Read the data, and whenever a line holds the word "heading", report that line.

*** Opening SUPPLIED ENTRIES ***

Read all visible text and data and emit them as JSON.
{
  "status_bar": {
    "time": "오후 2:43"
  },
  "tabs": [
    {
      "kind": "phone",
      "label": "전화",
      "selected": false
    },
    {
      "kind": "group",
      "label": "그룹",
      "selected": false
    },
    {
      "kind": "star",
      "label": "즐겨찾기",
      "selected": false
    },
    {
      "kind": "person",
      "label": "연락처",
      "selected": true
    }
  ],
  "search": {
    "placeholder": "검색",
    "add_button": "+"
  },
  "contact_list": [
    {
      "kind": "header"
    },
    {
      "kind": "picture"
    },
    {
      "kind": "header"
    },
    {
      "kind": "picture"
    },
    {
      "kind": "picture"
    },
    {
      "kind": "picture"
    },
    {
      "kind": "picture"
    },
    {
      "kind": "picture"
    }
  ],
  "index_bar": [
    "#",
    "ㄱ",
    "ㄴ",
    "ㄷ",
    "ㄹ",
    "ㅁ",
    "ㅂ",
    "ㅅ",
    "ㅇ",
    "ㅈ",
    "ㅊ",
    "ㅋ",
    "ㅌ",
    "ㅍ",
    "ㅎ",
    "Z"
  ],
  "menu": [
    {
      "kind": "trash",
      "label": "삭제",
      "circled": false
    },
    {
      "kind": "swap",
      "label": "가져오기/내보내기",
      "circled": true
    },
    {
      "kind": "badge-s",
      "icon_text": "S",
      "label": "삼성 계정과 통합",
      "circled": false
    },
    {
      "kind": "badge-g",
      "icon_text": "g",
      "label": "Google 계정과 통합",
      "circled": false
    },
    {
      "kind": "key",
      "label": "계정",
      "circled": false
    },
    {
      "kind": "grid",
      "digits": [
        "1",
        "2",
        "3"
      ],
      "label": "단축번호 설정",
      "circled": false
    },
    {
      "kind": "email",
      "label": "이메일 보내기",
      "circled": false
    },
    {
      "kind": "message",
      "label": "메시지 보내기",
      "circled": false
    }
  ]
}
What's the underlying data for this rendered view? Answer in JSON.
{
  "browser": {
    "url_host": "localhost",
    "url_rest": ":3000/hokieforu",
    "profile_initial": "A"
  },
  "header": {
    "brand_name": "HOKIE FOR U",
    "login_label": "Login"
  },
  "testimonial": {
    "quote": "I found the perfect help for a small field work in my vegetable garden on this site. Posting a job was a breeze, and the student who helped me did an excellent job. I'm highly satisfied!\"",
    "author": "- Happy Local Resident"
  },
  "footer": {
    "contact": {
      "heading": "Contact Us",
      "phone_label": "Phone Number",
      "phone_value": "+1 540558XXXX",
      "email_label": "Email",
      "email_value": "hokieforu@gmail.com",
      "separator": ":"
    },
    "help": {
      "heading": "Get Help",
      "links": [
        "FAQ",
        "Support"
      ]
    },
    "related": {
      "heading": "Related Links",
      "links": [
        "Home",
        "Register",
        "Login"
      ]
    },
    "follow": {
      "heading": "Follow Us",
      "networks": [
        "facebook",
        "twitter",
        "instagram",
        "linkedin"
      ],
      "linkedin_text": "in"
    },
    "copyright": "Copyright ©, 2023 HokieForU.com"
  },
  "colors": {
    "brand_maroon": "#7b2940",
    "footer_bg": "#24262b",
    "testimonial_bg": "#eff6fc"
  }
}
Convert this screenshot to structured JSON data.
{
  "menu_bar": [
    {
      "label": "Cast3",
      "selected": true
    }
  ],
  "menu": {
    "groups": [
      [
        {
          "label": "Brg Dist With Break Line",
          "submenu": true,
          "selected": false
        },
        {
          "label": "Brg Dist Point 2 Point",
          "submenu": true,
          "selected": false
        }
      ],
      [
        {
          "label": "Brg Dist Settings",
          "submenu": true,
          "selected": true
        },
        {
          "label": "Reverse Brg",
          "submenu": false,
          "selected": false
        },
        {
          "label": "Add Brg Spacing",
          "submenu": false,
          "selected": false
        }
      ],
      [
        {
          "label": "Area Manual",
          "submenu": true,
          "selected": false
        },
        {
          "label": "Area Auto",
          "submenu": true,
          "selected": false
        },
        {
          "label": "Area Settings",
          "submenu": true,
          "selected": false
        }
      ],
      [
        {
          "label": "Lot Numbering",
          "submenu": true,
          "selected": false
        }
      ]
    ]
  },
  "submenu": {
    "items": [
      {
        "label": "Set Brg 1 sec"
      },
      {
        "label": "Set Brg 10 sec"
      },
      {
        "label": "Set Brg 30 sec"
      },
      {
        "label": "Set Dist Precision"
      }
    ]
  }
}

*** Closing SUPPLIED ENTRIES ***

[TASK ANSWER]
      "heading": "Contact Us",
      "heading": "Get Help",
      "heading": "Related Links",
      "heading": "Follow Us",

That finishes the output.